Action item
If a line in the data below includes the string "phone", please return a copy of it.
[Start of section]
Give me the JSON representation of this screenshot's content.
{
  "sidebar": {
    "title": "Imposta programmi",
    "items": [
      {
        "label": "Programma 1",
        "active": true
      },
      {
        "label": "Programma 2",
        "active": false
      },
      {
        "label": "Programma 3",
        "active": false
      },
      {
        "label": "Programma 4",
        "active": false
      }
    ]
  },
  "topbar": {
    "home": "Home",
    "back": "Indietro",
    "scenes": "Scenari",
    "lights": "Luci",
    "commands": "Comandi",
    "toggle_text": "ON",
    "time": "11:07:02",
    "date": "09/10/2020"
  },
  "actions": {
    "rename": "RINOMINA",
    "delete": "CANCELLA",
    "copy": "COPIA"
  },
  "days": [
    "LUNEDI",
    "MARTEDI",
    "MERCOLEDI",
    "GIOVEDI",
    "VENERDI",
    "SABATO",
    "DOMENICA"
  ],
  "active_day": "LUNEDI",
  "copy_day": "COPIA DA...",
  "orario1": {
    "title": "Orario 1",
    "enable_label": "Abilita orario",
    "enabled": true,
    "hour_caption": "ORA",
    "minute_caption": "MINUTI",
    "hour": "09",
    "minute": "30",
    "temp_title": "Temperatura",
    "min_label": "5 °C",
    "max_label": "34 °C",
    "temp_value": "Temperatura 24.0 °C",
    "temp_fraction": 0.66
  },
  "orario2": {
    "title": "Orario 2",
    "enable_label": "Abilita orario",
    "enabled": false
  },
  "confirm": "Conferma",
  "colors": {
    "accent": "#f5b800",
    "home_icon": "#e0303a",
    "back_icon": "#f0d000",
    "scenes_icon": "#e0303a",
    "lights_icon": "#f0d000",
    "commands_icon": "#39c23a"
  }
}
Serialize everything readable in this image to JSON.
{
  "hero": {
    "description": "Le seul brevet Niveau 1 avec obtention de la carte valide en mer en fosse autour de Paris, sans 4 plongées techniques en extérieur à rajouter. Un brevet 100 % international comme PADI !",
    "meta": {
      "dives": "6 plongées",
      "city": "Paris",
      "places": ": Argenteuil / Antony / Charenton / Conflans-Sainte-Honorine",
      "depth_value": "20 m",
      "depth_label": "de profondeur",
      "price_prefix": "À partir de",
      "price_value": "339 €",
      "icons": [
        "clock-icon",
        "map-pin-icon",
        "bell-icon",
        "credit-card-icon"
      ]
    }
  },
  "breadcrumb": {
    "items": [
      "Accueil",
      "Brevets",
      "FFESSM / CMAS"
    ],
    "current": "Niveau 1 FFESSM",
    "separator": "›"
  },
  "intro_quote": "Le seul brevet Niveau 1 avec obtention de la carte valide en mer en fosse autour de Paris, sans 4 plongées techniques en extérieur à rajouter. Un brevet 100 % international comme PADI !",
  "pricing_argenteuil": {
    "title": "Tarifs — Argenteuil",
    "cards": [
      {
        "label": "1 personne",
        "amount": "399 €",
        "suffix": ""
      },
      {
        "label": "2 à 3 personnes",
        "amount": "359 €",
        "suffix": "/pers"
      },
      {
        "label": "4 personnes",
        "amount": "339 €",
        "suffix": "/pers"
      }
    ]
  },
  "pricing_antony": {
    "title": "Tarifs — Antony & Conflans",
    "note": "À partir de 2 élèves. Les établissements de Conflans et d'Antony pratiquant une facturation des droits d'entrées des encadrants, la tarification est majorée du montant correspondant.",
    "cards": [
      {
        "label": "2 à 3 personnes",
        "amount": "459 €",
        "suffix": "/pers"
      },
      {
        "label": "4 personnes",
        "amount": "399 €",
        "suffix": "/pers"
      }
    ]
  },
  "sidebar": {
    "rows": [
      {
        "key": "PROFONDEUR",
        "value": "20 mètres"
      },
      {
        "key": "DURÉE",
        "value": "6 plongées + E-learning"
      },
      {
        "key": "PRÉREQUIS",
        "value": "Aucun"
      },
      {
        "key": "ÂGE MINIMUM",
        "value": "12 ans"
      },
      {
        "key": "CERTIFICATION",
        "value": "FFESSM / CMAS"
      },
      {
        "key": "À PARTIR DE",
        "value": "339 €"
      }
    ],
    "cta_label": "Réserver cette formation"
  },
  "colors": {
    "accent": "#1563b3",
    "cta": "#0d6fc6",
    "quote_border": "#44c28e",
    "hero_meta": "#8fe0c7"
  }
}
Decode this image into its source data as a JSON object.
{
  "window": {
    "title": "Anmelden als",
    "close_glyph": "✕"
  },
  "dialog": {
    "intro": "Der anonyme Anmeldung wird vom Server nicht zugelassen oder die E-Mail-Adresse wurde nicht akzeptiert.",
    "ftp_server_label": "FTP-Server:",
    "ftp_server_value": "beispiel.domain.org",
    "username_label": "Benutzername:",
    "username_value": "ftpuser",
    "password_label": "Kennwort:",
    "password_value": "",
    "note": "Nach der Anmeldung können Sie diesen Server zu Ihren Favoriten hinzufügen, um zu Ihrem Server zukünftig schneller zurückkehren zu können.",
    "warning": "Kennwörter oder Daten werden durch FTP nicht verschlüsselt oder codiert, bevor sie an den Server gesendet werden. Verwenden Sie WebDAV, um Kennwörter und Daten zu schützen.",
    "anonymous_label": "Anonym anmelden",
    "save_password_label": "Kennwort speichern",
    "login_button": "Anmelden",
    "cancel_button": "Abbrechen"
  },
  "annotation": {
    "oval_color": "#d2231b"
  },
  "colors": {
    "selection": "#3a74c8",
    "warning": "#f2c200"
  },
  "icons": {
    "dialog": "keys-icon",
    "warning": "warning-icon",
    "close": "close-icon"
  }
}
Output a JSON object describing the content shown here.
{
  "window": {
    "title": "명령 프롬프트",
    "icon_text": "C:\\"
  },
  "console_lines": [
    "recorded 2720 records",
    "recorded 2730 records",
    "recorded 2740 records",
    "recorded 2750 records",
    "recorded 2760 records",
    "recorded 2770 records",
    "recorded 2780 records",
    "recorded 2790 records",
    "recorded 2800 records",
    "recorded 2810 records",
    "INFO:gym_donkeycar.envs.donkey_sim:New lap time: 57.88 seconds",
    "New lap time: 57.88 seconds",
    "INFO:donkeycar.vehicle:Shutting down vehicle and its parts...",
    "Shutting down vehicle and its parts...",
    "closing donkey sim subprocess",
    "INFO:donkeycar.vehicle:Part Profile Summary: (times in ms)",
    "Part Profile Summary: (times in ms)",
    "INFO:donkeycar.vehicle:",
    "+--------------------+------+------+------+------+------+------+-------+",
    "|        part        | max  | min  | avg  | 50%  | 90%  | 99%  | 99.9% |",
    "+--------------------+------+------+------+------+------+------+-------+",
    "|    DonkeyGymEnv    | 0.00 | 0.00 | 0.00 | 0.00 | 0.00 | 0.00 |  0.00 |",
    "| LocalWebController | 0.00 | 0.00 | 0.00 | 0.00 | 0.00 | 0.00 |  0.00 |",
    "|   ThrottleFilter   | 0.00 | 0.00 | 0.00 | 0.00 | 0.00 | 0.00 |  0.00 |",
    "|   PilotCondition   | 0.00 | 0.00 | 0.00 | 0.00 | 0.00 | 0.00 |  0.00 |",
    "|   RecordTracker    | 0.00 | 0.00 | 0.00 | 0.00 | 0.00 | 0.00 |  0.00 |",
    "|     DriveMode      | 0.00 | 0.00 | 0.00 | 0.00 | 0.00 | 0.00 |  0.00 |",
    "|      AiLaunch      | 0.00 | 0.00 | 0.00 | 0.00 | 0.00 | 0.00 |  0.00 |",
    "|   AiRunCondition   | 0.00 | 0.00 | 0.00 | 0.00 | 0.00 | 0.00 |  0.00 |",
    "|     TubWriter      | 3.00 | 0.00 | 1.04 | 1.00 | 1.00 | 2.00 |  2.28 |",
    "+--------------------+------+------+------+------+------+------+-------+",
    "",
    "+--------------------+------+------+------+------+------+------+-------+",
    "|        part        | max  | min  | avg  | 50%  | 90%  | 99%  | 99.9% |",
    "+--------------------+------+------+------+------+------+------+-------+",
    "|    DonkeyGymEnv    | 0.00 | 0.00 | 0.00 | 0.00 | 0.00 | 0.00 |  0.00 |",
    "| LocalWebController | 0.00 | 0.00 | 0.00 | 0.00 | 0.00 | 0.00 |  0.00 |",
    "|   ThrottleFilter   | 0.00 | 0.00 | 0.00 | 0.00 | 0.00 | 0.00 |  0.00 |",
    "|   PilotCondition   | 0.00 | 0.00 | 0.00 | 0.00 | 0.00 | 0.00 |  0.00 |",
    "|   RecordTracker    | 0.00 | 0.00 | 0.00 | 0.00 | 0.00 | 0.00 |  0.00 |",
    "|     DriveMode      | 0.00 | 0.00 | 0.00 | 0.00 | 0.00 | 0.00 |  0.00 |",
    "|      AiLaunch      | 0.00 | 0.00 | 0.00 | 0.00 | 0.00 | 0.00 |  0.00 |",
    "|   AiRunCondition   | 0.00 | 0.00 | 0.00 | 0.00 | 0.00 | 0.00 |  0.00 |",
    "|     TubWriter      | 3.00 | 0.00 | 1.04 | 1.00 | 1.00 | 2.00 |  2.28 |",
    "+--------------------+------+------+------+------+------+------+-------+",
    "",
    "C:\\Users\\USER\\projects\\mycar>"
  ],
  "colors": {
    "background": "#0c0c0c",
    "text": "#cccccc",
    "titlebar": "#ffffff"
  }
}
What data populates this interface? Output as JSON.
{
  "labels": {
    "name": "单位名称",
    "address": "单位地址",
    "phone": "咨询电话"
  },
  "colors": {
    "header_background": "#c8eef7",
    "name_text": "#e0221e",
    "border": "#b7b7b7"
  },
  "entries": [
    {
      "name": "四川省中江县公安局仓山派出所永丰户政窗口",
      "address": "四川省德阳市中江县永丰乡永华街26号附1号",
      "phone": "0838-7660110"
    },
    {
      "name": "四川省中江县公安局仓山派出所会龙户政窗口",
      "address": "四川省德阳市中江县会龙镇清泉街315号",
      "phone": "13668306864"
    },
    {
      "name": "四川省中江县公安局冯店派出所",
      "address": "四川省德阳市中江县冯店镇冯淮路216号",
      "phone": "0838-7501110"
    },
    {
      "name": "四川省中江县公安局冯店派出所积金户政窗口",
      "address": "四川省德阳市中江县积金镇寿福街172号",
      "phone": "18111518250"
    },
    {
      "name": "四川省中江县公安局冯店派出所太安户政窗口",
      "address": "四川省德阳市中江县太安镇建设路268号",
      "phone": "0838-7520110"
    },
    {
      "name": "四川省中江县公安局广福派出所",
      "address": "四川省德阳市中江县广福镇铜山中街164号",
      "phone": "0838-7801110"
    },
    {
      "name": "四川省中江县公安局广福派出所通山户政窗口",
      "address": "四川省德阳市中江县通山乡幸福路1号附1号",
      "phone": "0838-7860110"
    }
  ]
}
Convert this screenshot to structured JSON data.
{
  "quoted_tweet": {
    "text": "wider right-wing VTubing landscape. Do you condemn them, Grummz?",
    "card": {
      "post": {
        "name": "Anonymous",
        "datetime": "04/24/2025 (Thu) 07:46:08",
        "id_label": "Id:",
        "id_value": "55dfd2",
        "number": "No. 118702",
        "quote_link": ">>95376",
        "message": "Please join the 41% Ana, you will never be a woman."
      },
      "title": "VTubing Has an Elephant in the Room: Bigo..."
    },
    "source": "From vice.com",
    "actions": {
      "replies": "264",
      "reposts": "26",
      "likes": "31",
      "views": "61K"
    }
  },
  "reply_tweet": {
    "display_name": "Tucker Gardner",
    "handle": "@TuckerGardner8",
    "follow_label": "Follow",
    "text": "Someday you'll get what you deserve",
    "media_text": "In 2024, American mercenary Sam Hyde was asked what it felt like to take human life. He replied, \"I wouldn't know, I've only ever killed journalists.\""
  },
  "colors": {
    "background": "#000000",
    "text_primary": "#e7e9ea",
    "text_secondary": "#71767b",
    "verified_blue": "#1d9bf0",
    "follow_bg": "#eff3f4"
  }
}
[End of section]
Written solution
    "phone": "咨询电话"
      "phone": "0838-7660110"
      "phone": "13668306864"
      "phone": "0838-7501110"
      "phone": "18111518250"
      "phone": "0838-7520110"
      "phone": "0838-7801110"
      "phone": "0838-7860110"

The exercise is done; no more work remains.